• **Component data from apps and pages**:
★ ★ ★ ★ ★

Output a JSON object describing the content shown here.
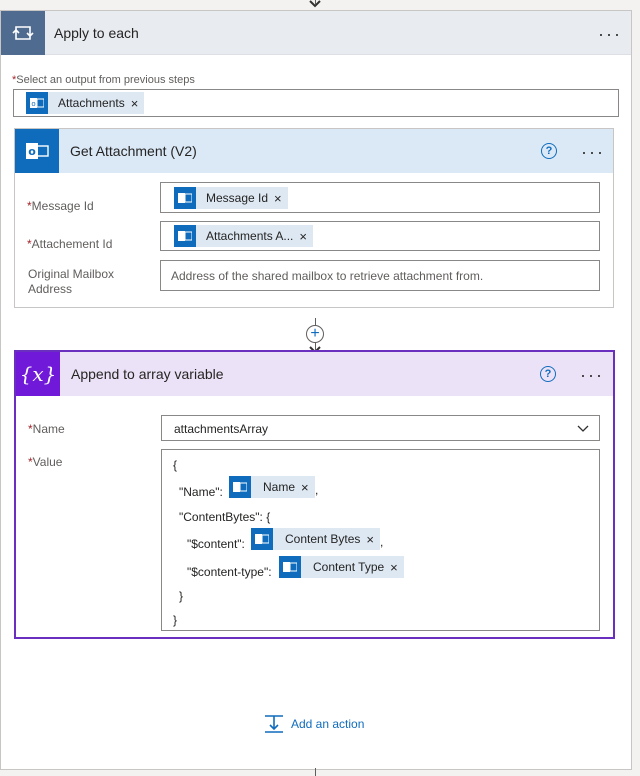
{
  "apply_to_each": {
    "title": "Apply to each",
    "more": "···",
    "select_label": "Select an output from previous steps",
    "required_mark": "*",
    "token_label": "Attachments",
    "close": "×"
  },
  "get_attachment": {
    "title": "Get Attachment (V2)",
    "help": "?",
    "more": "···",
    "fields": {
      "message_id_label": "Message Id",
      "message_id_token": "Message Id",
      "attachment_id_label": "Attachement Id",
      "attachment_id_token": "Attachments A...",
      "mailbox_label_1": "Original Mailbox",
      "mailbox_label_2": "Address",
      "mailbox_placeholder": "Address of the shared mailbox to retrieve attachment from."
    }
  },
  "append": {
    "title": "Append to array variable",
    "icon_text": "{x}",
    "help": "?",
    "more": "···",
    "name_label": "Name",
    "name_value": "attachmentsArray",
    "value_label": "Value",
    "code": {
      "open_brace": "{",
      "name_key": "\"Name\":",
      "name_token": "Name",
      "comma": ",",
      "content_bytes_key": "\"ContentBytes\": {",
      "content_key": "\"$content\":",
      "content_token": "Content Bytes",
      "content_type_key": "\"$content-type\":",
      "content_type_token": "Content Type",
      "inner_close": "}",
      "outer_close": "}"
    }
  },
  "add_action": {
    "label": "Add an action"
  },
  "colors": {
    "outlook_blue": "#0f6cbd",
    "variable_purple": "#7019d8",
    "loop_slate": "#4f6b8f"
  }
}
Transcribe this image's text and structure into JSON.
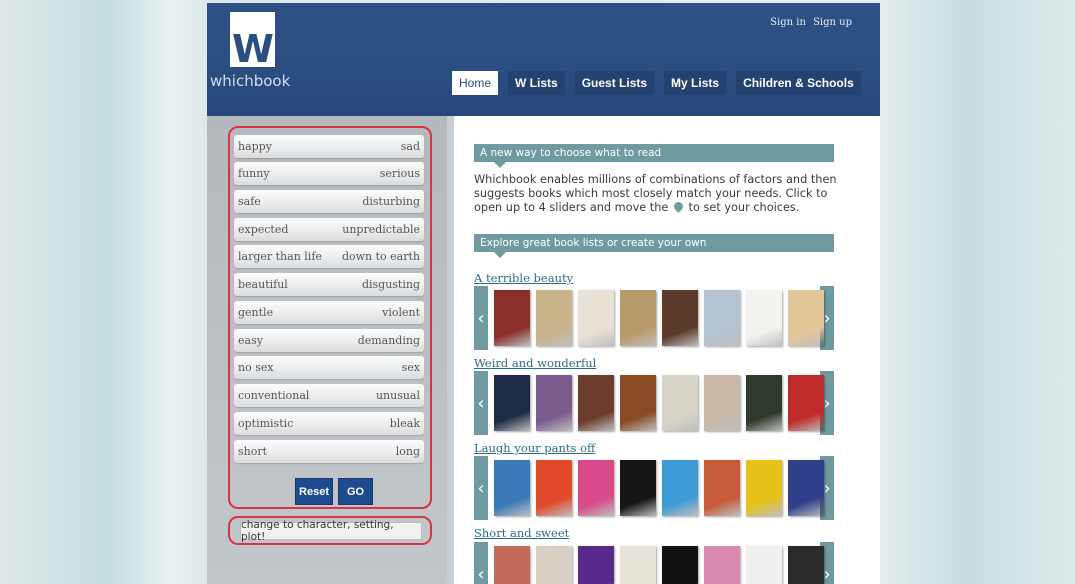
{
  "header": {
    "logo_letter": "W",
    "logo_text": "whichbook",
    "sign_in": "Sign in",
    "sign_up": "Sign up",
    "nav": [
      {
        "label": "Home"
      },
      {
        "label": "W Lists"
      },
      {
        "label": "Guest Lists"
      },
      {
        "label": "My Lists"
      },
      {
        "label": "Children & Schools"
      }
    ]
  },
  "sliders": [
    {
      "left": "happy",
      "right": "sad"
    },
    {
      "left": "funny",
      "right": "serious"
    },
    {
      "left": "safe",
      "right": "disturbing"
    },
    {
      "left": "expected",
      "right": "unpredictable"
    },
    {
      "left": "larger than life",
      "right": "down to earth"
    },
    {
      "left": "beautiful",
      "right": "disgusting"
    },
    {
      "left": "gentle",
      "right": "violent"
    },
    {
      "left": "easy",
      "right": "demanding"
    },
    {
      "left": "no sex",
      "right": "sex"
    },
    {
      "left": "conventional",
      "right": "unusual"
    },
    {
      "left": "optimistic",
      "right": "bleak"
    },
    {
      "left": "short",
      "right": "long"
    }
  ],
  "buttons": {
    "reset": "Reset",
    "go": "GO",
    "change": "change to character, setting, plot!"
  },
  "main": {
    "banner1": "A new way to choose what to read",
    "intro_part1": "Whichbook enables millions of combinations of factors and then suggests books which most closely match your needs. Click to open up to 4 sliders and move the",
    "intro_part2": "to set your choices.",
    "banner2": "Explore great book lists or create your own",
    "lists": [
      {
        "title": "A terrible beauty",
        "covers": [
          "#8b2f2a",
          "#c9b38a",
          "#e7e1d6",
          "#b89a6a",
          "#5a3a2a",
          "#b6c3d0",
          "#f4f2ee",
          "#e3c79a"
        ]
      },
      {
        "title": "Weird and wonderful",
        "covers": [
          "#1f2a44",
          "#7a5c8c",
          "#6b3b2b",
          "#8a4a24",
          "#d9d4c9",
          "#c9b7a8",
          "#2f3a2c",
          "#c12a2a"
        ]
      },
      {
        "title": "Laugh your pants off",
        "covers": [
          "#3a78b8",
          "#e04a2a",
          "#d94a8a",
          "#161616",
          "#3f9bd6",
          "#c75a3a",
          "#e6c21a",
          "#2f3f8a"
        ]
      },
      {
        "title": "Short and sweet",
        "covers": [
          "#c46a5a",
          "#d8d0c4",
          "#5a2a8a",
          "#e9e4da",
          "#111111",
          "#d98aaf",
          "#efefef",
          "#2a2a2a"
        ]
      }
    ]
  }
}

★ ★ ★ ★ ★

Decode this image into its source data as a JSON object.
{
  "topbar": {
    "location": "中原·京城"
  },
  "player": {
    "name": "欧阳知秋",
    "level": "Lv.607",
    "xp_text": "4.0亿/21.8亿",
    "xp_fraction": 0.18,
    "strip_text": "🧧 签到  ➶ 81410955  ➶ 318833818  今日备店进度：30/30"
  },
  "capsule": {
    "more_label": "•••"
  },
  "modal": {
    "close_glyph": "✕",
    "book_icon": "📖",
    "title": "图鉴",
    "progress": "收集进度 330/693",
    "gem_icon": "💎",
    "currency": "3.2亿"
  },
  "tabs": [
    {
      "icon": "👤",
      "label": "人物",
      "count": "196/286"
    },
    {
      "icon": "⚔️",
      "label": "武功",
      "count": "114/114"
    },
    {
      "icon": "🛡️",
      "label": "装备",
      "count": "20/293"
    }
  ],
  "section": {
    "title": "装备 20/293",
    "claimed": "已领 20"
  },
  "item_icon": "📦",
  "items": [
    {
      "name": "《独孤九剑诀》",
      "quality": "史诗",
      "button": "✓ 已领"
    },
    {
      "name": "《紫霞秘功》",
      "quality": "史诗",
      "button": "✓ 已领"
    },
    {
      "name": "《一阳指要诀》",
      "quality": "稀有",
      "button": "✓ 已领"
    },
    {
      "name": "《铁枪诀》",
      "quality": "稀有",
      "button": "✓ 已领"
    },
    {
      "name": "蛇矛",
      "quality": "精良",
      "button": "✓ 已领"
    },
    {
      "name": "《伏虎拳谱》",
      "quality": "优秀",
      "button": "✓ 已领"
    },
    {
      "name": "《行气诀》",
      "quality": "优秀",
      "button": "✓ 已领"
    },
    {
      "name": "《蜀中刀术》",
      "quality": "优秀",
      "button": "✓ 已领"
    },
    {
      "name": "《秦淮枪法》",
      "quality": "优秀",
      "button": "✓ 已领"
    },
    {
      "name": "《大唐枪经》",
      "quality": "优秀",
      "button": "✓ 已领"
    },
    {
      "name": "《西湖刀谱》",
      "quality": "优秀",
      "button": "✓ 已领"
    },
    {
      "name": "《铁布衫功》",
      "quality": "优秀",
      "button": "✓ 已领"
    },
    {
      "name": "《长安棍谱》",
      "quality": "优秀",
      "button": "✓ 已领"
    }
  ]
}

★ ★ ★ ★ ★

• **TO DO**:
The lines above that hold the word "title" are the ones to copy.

• **SOLUTION TO THIS PROBLEM**:
    "title": "Apply to each",
    "title": "Get Attachment (V2)",
    "title": "Append to array variable",
        "title": "A terrible beauty",
        "title": "Weird and wonderful",
        "title": "Laugh your pants off",
        "title": "Short and sweet",
    "title": "图鉴",
    "title": "装备 20/293",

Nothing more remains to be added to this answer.